8.  Trade Descriptions Act
Products must be as advertised, and you must not give misleading information.

9.  Distance Selling Act
Some selling methods, such as online purchasing, require you to provide a “cooling-off” period during which a consumer can cancel a purchase and receive a refund.

10.Develop internal legal documents

Internal legal documents build trust in your company for the benefit of all parties involved, including customers, employees, and potential investors.

11. Privacy policy
A privacy policy informs customers about how their information will be collected, utilised, kept, and protected. It should also specify whether you will share any personal data.

12. Company Handbook
As your business expands, you’ll most likely make changes and additions to your company handbook. In a nutshell, it’s a book that summarises how you run your firm.

It should always be accessible to all employees; you may give everyone a copy or make it easily accessible for reference. Here’s what to include.

  • Your company mission statement
  • Your company’s policies
  • Human resources and legal data related to employment

Final thoughts
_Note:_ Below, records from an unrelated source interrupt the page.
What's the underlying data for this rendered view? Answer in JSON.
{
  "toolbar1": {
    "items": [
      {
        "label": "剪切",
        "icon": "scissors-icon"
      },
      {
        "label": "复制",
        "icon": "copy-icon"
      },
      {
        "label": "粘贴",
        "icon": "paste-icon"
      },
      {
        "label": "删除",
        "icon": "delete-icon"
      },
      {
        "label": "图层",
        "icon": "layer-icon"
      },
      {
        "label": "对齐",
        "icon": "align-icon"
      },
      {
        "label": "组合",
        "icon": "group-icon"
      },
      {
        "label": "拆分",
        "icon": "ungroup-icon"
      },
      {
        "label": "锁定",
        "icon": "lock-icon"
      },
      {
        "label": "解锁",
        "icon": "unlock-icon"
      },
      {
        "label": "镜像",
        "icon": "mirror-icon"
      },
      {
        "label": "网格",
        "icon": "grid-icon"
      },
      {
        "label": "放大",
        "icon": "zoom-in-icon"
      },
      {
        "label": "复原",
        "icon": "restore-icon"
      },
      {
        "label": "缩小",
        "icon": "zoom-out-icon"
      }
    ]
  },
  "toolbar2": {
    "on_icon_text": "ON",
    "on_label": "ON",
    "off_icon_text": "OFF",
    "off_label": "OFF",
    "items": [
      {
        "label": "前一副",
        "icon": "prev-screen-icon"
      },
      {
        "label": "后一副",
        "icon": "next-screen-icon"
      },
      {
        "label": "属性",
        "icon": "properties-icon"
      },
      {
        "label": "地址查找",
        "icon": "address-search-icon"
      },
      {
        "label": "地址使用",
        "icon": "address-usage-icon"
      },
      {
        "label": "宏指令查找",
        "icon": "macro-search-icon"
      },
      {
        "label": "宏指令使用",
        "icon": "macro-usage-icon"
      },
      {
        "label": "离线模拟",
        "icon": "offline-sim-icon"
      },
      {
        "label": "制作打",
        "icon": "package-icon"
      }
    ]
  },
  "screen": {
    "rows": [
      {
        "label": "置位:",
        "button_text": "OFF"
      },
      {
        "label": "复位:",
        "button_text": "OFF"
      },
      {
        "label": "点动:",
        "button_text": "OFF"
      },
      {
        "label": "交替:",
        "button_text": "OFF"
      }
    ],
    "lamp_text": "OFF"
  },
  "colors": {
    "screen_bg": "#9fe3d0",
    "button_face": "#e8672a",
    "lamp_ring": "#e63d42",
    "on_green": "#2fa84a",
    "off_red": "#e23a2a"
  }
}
Several initiatives specialising in various areas, such as finances, taxation, and business planning, can help and support your UK company.

The cost of launching a business in the UK varies depending on a variety of circumstances. However, several resources are available in the form of UK business grants and loans.

Also, the essential part of setting up a business in the UK is getting started as soon as you’re ready.

As a new business owner, you’ll undoubtedly make mistakes, which is okay – take your time to prepare before taking that first step into the business world. If you’re unsure about something, seek legal or financial advice from a professional.